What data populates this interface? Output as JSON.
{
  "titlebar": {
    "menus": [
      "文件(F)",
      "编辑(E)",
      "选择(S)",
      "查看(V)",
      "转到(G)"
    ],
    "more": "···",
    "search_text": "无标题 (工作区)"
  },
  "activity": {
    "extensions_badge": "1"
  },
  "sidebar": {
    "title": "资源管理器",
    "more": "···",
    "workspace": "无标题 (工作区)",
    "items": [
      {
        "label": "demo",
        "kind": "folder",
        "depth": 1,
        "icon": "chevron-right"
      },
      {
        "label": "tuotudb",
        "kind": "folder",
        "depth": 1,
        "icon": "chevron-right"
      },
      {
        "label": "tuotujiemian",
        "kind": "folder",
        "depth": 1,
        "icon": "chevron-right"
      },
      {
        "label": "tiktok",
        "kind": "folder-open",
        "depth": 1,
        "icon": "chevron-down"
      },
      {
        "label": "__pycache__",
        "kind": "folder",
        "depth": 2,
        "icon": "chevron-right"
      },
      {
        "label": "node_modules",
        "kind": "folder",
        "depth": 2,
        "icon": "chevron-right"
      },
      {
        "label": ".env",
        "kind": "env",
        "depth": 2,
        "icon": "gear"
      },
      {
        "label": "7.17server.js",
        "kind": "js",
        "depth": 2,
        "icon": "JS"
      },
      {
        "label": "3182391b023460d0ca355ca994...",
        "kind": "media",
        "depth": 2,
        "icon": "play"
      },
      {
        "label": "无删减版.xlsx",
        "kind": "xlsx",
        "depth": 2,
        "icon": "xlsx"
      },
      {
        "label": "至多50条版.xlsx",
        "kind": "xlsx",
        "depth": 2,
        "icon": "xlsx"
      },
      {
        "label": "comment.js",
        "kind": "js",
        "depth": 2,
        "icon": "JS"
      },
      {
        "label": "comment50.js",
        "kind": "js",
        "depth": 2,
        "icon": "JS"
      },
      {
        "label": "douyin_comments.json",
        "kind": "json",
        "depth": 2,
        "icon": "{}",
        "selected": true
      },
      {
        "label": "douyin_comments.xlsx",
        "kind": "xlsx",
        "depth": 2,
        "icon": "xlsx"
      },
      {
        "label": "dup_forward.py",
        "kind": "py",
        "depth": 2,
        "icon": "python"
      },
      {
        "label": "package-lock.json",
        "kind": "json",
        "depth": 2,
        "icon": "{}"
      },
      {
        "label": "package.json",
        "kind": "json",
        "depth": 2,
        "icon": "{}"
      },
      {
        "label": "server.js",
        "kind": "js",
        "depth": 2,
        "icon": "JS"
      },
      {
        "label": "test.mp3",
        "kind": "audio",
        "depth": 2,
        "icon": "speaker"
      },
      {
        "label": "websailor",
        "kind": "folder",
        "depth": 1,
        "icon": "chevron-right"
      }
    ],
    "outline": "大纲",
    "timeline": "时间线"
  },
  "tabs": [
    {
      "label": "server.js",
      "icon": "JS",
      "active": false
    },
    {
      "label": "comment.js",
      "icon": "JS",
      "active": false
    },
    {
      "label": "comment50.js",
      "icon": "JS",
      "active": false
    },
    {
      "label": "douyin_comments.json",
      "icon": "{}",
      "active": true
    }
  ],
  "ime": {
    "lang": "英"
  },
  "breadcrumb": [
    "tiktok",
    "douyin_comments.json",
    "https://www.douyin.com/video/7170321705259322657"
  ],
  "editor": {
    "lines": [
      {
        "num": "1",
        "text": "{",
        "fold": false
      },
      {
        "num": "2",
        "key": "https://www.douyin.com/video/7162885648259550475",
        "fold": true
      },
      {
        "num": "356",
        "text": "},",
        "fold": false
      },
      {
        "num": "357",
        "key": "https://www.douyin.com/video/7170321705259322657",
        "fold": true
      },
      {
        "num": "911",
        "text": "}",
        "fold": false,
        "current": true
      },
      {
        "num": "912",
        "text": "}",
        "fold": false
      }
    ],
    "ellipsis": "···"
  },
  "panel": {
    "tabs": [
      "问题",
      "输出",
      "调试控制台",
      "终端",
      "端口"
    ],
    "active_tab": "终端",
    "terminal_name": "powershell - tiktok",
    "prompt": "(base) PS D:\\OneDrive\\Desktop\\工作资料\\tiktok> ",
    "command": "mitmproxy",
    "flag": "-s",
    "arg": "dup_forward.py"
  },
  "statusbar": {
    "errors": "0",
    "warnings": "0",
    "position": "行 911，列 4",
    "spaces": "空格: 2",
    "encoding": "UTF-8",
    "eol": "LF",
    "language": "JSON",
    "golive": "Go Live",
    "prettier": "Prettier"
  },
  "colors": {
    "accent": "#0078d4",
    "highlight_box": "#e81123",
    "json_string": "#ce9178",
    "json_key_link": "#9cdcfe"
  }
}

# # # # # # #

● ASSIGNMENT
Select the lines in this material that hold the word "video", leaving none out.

● OUTPUT BELOW
    "https://www.douyin.com/video/7170321705259322657"
        "key": "https://www.douyin.com/video/7162885648259550475",
        "key": "https://www.douyin.com/video/7170321705259322657",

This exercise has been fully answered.